§ What is needed: In the entries below, find the lines with the word "value" and copy them.

Source material START

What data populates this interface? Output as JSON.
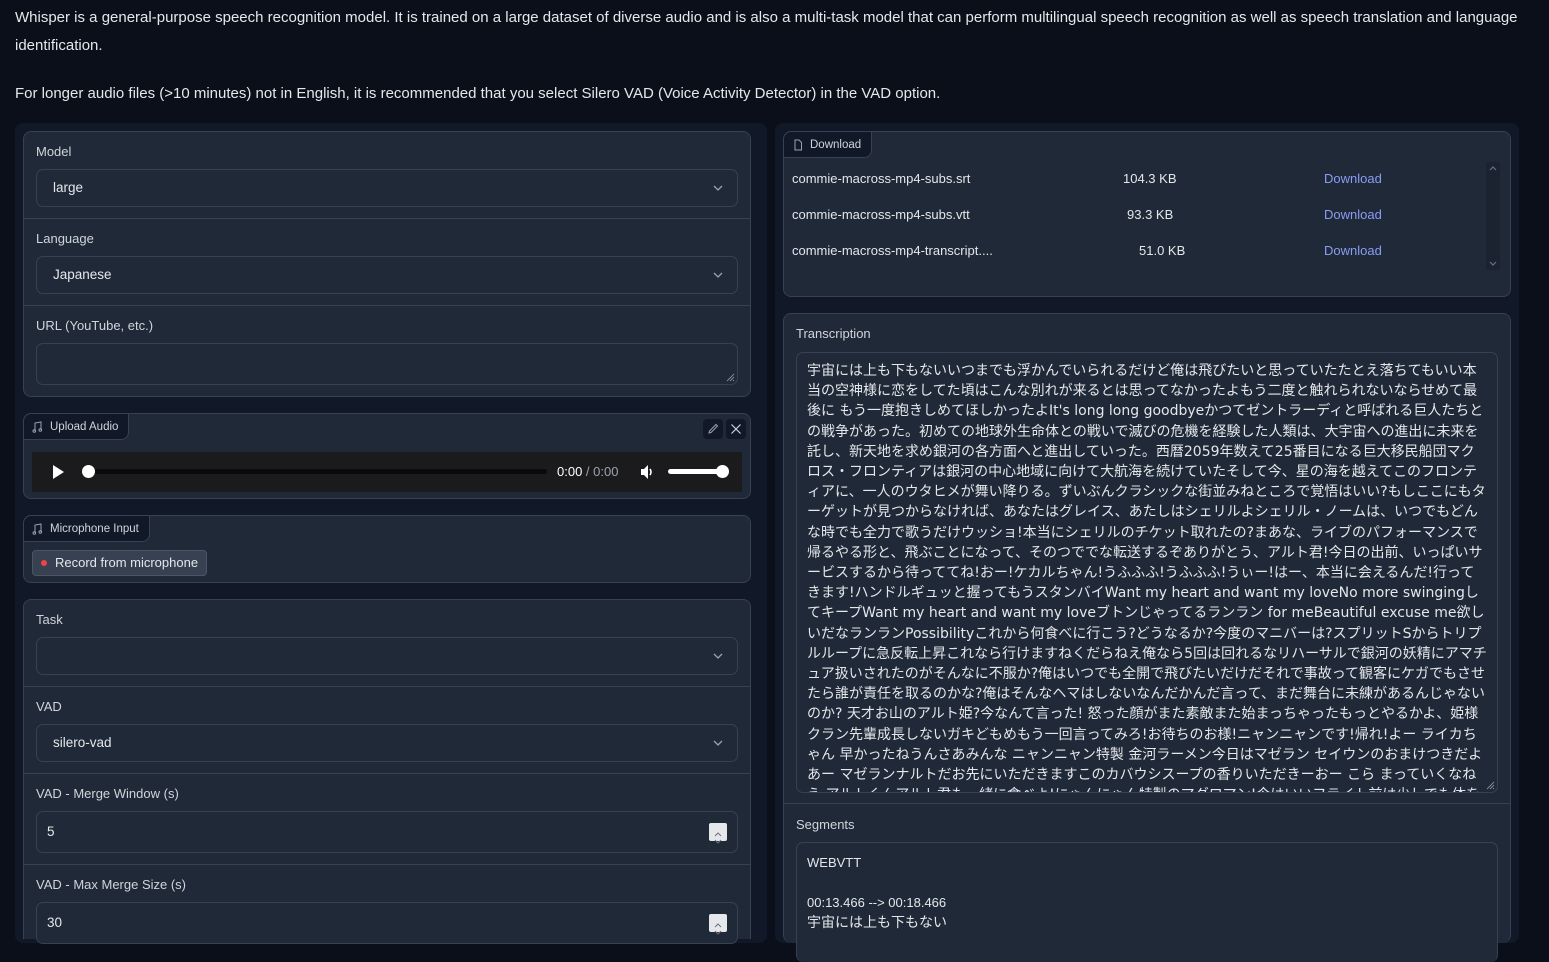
{
  "intro": {
    "paragraph1": "Whisper is a general-purpose speech recognition model. It is trained on a large dataset of diverse audio and is also a multi-task model that can perform multilingual speech recognition as well as speech translation and language identification.",
    "paragraph2": "For longer audio files (>10 minutes) not in English, it is recommended that you select Silero VAD (Voice Activity Detector) in the VAD option."
  },
  "left": {
    "model": {
      "label": "Model",
      "value": "large"
    },
    "language": {
      "label": "Language",
      "value": "Japanese"
    },
    "url": {
      "label": "URL (YouTube, etc.)",
      "value": ""
    },
    "upload_audio": {
      "label": "Upload Audio",
      "current_time": "0:00",
      "separator": " / ",
      "duration": "0:00",
      "progress_fraction": 0,
      "volume_fraction": 1.0
    },
    "microphone": {
      "label": "Microphone Input",
      "record_button": "Record from microphone"
    },
    "task": {
      "label": "Task",
      "value": ""
    },
    "vad": {
      "label": "VAD",
      "value": "silero-vad"
    },
    "vad_merge_window": {
      "label": "VAD - Merge Window (s)",
      "value": "5"
    },
    "vad_max_merge_size": {
      "label": "VAD - Max Merge Size (s)",
      "value": "30"
    }
  },
  "right": {
    "download": {
      "label": "Download",
      "files": [
        {
          "name": "commie-macross-mp4-subs.srt",
          "size": "104.3 KB",
          "link": "Download"
        },
        {
          "name": "commie-macross-mp4-subs.vtt",
          "size": "93.3 KB",
          "link": "Download"
        },
        {
          "name": "commie-macross-mp4-transcript....",
          "size": "51.0 KB",
          "link": "Download"
        }
      ]
    },
    "transcription": {
      "label": "Transcription",
      "text": "宇宙には上も下もないいつまでも浮かんでいられるだけど俺は飛びたいと思っていたたとえ落ちてもいい本当の空神様に恋をしてた頃はこんな別れが来るとは思ってなかったよもう二度と触れられないならせめて最後に もう一度抱きしめてほしかったよIt's long long goodbyeかつてゼントラーディと呼ばれる巨人たちとの戦争があった。初めての地球外生命体との戦いで滅びの危機を経験した人類は、大宇宙への進出に未来を託し、新天地を求め銀河の各方面へと進出していった。西暦2059年数えて25番目になる巨大移民船団マクロス・フロンティアは銀河の中心地域に向けて大航海を続けていたそして今、星の海を越えてこのフロンティアに、一人のウタヒメが舞い降りる。ずいぶんクラシックな街並みねところで覚悟はいい?もしここにもターゲットが見つからなければ、あなたはグレイス、あたしはシェリルよシェリル・ノームは、いつでもどんな時でも全力で歌うだけウッショ!本当にシェリルのチケット取れたの?まあな、ライブのパフォーマンスで帰るやる形と、飛ぶことになって、そのつででな転送するぞありがとう、アルト君!今日の出前、いっぱいサービスするから待っててね!おー!ケカルちゃん!うふふふ!うふふふ!うぃー!はー、本当に会えるんだ!行ってきます!ハンドルギュッと握ってもうスタンバイWant my heart and want my loveNo more swingingしてキープWant my heart and want my loveブトンじゃってるランラン for meBeautiful excuse me欲しいだなランランPossibilityこれから何食べに行こう?どうなるか?今度のマニバーは?スプリットSからトリプルループに急反転上昇これなら行けますねくだらねえ俺なら5回は回れるなリハーサルで銀河の妖精にアマチュア扱いされたのがそんなに不服か?俺はいつでも全開で飛びたいだけだそれで事故って観客にケガでもさせたら誰が責任を取るのかな?俺はそんなヘマはしないなんだかんだ言って、まだ舞台に未練があるんじゃないのか? 天才お山のアルト姫?今なんて言った! 怒った顔がまた素敵また始まっちゃったもっとやるかよ、姫様クラン先輩成長しないガキどもめもう一回言ってみろ!お待ちのお様!ニャンニャンです!帰れ!よー ライカちゃん 早かったねうんさあみんな ニャンニャン特製 金河ラーメン今日はマゼラン セイウンのおまけつきだよあー マゼランナルトだお先にいただきますこのカバウシスープの香りいただきーおー こら まっていくなねえ アルトくんアルト君も一緒に食べよ!にゃんにゃん特製のマグロマン!今はいいフライト前は少しでも体を軽くこれは支たせたみん"
    },
    "segments": {
      "label": "Segments",
      "header": "WEBVTT",
      "first_cue_time": "00:13.466 --> 00:18.466",
      "first_cue_text": "宇宙には上も下もない"
    }
  },
  "colors": {
    "page_bg": "#0b0f19",
    "panel_bg": "#1f2937",
    "border": "#374151",
    "link": "#8b9cf4",
    "record_dot": "#ef4444"
  }
}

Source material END

§ Task output:
      "value": "large"
      "value": "Japanese"
      "value": ""
      "value": ""
      "value": "silero-vad"
      "value": "5"
      "value": "30"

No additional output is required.